WORK REQUEST
The required result is each line of the entries below containing the string "许愿树婚纱模板".

EXCERPTED RECORDS
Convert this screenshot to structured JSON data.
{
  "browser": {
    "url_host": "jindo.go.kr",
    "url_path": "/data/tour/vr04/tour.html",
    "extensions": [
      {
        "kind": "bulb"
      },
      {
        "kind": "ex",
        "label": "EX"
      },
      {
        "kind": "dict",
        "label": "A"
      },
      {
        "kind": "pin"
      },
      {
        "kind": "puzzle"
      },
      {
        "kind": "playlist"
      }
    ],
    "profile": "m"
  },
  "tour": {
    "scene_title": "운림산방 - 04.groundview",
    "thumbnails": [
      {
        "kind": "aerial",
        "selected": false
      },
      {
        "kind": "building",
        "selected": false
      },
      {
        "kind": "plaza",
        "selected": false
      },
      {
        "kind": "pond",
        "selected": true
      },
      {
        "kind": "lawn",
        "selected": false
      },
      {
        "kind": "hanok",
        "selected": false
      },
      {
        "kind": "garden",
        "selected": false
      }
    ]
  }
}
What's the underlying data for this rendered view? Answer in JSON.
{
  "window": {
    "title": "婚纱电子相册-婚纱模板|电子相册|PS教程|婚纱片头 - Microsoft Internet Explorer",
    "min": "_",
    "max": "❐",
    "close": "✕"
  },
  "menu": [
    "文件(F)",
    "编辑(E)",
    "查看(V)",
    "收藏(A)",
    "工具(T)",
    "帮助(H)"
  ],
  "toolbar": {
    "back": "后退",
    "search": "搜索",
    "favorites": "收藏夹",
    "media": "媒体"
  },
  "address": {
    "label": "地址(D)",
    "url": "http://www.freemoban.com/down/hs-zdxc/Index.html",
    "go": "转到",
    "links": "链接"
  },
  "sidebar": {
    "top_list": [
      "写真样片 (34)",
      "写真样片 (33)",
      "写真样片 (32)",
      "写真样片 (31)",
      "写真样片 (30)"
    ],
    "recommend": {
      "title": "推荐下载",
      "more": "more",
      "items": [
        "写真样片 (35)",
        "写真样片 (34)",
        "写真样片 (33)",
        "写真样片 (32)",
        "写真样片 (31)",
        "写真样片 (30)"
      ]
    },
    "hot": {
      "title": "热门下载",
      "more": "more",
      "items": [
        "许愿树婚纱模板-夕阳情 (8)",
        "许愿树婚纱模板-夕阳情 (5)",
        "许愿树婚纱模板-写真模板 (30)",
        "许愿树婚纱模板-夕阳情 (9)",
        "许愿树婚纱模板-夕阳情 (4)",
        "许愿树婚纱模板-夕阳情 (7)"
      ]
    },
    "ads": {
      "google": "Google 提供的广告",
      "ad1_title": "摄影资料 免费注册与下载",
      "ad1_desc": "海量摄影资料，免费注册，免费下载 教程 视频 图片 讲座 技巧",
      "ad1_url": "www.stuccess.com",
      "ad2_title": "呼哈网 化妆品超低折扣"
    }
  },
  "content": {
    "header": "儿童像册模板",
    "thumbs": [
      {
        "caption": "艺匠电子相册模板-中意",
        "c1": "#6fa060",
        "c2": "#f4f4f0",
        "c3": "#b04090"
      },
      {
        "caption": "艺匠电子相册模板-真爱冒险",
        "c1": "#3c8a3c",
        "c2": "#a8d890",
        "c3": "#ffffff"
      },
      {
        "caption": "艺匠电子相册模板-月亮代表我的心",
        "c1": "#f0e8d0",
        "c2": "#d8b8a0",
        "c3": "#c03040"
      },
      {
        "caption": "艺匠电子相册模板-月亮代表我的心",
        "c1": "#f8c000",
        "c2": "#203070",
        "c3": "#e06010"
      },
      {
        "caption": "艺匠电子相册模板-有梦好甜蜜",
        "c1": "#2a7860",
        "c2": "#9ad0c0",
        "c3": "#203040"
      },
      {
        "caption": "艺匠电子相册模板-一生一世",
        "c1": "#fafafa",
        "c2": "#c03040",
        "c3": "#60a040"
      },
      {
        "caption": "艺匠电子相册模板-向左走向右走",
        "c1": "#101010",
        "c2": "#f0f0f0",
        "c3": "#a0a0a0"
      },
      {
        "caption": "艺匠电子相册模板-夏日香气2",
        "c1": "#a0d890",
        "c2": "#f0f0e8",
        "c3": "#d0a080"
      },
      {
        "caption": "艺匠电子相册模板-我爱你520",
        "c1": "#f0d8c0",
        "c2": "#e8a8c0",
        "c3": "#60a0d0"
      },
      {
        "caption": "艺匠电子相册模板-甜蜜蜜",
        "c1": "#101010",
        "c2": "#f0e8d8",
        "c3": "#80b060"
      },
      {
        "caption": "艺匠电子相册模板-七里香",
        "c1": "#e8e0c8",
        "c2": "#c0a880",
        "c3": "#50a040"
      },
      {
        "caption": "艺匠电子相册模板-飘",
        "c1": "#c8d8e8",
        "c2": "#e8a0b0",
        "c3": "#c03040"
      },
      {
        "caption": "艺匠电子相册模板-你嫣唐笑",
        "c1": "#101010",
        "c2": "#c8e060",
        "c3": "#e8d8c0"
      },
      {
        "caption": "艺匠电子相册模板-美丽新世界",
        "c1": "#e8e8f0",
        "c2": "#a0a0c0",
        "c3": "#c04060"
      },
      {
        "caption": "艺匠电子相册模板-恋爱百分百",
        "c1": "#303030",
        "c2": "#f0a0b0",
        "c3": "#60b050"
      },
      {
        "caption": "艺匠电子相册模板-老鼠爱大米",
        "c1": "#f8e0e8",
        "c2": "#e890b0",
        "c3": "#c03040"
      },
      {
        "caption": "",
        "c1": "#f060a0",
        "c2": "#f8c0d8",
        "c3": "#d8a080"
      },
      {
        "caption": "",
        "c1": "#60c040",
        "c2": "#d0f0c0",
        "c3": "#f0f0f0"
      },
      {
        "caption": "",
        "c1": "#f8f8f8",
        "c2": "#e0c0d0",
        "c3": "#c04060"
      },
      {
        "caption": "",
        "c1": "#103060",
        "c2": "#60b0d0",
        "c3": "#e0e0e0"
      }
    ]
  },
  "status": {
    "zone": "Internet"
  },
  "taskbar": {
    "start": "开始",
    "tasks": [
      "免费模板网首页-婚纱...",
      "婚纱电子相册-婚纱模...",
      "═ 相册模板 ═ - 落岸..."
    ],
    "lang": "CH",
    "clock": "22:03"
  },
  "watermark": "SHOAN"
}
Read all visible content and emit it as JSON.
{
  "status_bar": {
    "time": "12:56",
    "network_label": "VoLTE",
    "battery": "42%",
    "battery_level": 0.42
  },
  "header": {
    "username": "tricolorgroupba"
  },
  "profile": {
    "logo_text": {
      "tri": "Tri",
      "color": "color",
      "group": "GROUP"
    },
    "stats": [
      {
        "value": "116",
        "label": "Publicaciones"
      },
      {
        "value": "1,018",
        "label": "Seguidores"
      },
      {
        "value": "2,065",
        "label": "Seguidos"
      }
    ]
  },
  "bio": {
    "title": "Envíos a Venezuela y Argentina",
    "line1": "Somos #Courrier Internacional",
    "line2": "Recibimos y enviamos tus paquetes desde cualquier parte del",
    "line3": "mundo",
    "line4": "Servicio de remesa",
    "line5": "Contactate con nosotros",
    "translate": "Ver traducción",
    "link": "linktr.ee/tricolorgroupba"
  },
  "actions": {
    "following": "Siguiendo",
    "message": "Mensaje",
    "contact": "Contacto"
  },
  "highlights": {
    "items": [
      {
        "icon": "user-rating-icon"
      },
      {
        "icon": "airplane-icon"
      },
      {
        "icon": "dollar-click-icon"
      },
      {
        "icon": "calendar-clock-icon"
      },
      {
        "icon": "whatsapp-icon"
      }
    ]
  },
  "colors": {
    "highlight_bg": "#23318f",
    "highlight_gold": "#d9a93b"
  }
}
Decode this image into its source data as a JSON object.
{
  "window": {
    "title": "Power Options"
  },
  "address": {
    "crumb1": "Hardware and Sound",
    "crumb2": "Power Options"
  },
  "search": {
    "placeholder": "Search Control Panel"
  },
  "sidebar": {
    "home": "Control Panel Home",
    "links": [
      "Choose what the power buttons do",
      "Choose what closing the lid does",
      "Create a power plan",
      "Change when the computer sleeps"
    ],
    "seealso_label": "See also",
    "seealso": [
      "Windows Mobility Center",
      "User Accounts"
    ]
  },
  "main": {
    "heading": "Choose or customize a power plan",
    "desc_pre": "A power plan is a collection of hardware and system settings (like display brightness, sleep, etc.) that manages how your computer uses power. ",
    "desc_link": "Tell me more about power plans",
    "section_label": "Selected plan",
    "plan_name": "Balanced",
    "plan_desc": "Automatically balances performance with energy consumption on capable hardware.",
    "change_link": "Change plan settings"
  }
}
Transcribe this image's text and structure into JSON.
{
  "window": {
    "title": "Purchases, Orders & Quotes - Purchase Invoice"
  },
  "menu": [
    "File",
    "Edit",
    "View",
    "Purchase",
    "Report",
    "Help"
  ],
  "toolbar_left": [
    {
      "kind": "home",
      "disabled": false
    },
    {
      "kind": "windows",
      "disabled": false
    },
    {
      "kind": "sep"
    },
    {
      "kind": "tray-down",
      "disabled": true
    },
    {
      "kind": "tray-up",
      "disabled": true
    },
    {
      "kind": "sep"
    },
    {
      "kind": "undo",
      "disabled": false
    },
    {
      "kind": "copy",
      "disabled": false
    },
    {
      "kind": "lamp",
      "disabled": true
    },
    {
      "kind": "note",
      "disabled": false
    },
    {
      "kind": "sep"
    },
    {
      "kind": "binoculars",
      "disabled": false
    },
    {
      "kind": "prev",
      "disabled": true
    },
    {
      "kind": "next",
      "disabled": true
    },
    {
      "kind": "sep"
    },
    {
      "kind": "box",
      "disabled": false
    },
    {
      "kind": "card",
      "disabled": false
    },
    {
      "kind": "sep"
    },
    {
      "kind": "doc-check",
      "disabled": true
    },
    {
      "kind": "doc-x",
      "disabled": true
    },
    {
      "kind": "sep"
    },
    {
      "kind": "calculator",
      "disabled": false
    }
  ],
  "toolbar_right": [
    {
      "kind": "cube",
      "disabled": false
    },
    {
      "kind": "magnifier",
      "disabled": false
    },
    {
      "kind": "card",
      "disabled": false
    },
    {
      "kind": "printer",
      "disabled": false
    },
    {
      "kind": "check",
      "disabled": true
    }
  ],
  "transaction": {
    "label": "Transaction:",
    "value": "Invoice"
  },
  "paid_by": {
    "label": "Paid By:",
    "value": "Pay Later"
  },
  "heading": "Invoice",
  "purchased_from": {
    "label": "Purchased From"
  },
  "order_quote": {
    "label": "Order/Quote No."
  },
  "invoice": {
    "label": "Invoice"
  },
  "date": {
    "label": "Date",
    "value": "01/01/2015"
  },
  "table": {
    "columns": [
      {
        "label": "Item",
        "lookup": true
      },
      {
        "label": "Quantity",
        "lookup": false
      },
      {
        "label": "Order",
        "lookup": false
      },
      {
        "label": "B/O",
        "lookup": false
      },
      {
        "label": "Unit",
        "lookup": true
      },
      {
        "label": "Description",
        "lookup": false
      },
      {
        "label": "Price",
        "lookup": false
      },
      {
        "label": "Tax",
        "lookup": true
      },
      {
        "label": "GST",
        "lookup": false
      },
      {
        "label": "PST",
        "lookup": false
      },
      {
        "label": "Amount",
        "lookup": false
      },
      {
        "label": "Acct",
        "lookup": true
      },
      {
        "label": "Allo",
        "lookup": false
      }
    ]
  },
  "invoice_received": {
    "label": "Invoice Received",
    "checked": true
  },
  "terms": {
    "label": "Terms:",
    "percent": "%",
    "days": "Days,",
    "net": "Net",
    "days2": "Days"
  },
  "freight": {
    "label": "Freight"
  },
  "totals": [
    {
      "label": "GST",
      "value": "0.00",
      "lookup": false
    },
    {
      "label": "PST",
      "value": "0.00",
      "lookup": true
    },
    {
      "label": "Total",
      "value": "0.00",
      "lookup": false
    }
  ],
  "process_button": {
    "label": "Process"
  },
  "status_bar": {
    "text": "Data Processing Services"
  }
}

SOLUTION TO THIS PROBLEM
        "许愿树婚纱模板-夕阳情 (8)",
        "许愿树婚纱模板-夕阳情 (5)",
        "许愿树婚纱模板-写真模板 (30)",
        "许愿树婚纱模板-夕阳情 (9)",
        "许愿树婚纱模板-夕阳情 (4)",
        "许愿树婚纱模板-夕阳情 (7)"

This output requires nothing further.